For insight into the life of Ernest Hemingway look no further than some of the great books of letters that have been published over the years. One such book, The Only Thing That Counts, edited by Matthew J. Bruccoli is a window into the relationship between Hemingway and his editor Maxwell Perkins (1925-1947). The relationship between the two started in 1924 when Hemingway’s friend and writer F. Scott Fitzgerald told Perkins about a great young writer with a “brilliant future.
“the utterly real thing in writing is the only thing that counts” – Maxwell Perkins to EH, 1935.
Here are a few lines from Perkins to Hemingway regarding The Sun Also Rises dated May 18th 1926. “The Sun Also Rises” seems to me a most extraordinary performance. No one could conceive of a book with more life in it. The book as a work of art seems to me astonishing, and the more so because it involves such an extraordinary range of experience and emotion, all brought together in the most skillful manner – the subtle ways of which are beautifully concealed – to form a complete design.
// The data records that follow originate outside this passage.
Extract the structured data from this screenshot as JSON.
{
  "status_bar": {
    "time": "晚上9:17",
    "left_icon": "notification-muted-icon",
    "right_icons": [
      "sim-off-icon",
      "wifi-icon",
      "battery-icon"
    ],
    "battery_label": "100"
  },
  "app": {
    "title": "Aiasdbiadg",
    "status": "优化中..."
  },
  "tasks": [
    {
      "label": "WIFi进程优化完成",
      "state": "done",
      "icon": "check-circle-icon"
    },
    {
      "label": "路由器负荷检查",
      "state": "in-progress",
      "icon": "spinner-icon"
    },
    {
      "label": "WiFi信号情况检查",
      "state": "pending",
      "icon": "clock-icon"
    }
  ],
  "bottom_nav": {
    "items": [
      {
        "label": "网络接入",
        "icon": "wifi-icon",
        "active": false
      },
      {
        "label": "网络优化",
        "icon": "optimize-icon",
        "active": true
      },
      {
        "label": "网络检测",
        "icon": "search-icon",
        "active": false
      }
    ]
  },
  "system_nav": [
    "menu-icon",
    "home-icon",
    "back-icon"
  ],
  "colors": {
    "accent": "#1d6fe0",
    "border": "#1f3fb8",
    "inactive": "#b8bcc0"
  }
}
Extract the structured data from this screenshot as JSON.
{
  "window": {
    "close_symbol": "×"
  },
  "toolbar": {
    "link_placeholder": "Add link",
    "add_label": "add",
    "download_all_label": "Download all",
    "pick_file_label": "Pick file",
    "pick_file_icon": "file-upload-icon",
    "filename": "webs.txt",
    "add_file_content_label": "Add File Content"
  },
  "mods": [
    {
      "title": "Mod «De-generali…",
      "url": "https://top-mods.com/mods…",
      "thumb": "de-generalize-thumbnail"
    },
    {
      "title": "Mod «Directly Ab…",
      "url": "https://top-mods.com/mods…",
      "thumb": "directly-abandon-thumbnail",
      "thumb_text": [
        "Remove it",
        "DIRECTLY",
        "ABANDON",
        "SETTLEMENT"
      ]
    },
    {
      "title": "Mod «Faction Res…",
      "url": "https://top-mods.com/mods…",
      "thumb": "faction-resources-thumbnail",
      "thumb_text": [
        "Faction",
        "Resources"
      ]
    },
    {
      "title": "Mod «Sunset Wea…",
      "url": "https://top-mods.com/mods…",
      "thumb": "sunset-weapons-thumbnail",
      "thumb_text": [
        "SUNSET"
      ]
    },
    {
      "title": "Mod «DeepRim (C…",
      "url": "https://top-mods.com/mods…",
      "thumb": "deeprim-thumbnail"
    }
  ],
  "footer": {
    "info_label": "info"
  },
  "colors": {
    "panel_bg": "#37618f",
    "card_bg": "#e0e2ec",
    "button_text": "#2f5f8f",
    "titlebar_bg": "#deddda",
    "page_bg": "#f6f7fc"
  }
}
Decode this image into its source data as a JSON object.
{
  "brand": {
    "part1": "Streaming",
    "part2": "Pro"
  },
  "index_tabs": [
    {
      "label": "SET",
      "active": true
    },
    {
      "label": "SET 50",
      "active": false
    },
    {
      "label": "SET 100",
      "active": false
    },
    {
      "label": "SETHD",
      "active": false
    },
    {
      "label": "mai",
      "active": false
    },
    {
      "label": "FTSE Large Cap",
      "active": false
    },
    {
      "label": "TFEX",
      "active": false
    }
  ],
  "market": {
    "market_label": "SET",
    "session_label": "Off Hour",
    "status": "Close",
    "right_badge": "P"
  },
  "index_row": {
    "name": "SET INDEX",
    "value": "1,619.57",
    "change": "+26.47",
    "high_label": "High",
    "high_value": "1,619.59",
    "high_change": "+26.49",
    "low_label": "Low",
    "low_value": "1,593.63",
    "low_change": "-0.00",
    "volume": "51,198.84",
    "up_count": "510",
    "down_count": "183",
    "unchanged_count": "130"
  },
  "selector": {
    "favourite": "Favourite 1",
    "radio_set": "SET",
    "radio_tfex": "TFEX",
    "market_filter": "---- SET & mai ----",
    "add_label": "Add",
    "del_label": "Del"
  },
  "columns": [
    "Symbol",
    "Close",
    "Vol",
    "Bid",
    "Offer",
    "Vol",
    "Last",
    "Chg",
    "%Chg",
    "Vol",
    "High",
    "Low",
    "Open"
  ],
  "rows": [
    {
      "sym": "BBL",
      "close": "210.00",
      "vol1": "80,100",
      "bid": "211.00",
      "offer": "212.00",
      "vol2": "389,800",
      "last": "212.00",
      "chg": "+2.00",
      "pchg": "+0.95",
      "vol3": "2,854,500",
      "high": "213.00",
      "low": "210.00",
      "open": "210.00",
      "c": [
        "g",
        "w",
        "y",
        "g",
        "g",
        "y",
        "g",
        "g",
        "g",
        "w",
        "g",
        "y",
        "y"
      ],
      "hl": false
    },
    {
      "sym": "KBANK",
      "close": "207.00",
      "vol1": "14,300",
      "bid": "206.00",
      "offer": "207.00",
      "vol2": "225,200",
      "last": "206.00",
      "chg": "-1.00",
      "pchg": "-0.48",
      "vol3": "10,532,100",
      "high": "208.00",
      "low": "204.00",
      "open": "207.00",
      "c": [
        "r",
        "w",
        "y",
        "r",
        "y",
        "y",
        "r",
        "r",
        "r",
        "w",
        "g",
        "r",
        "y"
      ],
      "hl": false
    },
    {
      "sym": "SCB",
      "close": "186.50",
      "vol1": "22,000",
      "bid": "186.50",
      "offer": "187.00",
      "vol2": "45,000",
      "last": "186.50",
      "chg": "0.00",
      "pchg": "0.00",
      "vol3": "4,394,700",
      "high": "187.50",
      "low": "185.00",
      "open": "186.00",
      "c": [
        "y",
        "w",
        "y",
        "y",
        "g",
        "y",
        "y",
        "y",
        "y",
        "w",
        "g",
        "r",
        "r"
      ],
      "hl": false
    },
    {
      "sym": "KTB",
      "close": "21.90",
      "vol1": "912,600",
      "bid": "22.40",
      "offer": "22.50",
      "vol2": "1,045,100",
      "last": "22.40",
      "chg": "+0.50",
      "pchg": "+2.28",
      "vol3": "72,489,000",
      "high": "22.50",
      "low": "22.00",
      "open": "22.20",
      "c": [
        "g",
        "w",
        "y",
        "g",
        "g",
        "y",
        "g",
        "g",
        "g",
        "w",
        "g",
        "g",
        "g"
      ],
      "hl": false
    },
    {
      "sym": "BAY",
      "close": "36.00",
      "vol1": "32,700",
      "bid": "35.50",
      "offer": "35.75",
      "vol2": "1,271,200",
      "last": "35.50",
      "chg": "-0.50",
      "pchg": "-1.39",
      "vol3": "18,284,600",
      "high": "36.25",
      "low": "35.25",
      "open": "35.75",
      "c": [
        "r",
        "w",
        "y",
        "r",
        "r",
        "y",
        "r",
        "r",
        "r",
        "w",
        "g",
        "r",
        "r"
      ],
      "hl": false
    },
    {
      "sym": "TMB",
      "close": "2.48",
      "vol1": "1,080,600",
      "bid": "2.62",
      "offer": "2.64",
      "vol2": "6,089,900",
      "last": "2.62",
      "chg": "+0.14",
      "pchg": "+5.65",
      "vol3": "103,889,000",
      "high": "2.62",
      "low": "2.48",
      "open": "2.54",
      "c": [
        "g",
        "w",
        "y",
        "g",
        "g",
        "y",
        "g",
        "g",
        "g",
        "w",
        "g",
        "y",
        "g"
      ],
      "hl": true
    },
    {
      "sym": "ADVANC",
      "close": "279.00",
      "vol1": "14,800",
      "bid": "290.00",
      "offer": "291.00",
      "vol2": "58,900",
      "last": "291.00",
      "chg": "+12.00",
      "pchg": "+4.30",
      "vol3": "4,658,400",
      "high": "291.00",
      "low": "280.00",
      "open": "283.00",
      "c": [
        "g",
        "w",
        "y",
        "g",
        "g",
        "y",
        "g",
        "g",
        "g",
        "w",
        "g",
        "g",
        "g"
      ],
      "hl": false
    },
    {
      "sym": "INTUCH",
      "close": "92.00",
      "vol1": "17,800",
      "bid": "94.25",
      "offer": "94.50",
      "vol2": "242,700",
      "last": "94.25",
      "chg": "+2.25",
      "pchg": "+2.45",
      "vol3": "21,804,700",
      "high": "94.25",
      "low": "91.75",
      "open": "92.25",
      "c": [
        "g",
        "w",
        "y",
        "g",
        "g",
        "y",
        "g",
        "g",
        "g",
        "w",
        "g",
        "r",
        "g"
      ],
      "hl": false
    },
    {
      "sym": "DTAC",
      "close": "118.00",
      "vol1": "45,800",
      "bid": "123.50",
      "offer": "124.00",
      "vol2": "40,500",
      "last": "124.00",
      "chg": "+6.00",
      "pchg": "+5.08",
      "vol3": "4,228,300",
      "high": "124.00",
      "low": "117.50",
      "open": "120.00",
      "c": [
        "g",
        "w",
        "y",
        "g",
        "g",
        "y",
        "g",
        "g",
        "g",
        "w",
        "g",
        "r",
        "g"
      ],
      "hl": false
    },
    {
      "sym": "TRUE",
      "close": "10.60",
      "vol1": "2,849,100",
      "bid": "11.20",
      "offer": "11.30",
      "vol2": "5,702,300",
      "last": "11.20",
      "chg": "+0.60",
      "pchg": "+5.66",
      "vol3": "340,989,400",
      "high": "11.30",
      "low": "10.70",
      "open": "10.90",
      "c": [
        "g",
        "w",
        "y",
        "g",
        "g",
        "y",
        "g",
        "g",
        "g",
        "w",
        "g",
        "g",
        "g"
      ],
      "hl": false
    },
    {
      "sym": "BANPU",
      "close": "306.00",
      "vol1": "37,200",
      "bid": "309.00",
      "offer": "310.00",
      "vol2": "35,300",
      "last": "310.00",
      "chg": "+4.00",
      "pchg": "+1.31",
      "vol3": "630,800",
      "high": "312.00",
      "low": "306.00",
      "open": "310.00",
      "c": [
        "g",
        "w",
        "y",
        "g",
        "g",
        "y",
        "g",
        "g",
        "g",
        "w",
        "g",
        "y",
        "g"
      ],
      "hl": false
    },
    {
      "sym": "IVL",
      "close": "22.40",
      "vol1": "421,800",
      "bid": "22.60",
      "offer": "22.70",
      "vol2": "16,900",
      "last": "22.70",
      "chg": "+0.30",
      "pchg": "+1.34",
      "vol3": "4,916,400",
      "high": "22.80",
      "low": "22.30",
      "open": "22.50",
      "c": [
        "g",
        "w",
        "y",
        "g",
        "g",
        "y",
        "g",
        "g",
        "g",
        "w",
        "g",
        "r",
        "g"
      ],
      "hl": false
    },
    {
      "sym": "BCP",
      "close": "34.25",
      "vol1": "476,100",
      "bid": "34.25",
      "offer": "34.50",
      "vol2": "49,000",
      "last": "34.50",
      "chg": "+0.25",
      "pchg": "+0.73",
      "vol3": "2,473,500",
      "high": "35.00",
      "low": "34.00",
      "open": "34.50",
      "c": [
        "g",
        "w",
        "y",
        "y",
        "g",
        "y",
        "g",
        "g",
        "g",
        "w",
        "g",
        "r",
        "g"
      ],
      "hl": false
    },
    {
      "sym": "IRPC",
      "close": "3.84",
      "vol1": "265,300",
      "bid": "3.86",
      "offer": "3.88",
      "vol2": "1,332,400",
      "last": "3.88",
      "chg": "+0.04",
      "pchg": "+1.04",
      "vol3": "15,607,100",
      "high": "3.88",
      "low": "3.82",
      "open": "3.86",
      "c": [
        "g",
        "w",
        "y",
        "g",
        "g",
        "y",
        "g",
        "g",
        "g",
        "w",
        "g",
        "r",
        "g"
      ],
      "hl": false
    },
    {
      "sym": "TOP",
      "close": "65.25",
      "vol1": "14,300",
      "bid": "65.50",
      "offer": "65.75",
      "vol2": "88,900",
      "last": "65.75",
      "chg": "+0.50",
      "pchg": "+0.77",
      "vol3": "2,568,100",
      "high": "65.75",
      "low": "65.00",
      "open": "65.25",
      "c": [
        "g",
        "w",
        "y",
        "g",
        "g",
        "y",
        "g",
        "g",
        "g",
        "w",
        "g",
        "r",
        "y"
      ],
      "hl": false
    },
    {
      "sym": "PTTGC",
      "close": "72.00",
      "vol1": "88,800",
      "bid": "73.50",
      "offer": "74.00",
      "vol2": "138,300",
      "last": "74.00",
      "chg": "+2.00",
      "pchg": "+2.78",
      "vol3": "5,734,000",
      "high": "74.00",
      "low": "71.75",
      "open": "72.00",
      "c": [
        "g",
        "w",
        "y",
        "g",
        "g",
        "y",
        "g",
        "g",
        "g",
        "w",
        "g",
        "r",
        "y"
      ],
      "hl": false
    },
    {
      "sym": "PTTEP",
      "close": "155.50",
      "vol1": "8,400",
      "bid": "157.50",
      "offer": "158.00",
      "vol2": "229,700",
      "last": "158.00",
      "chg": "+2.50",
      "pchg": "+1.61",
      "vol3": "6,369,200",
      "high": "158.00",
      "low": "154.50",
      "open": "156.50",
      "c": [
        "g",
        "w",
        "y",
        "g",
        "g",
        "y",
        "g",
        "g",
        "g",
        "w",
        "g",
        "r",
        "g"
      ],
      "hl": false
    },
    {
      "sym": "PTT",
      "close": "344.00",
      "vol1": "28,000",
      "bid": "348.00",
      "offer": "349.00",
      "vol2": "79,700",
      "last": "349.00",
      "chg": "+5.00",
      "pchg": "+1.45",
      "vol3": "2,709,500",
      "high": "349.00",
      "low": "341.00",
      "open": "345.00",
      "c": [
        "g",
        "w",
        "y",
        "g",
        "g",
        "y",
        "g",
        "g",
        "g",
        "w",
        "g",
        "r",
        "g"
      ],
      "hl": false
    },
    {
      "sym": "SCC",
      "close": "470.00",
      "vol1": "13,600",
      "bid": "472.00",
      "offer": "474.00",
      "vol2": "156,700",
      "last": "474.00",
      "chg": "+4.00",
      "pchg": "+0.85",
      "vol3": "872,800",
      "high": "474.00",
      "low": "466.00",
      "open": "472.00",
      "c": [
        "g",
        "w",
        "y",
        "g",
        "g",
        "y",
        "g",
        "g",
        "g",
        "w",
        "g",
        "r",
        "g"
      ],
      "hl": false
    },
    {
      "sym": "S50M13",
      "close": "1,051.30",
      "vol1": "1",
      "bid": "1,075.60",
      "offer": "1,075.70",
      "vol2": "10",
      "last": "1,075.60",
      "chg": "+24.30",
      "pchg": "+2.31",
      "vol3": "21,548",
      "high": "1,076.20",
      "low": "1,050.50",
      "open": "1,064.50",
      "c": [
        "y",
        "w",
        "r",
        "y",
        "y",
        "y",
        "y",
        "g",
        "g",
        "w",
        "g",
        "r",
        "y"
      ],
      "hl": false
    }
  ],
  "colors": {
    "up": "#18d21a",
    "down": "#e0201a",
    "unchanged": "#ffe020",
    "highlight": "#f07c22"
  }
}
I could not express my admiration too strongly. (note: these few sentences were taken from the start and end of the letter).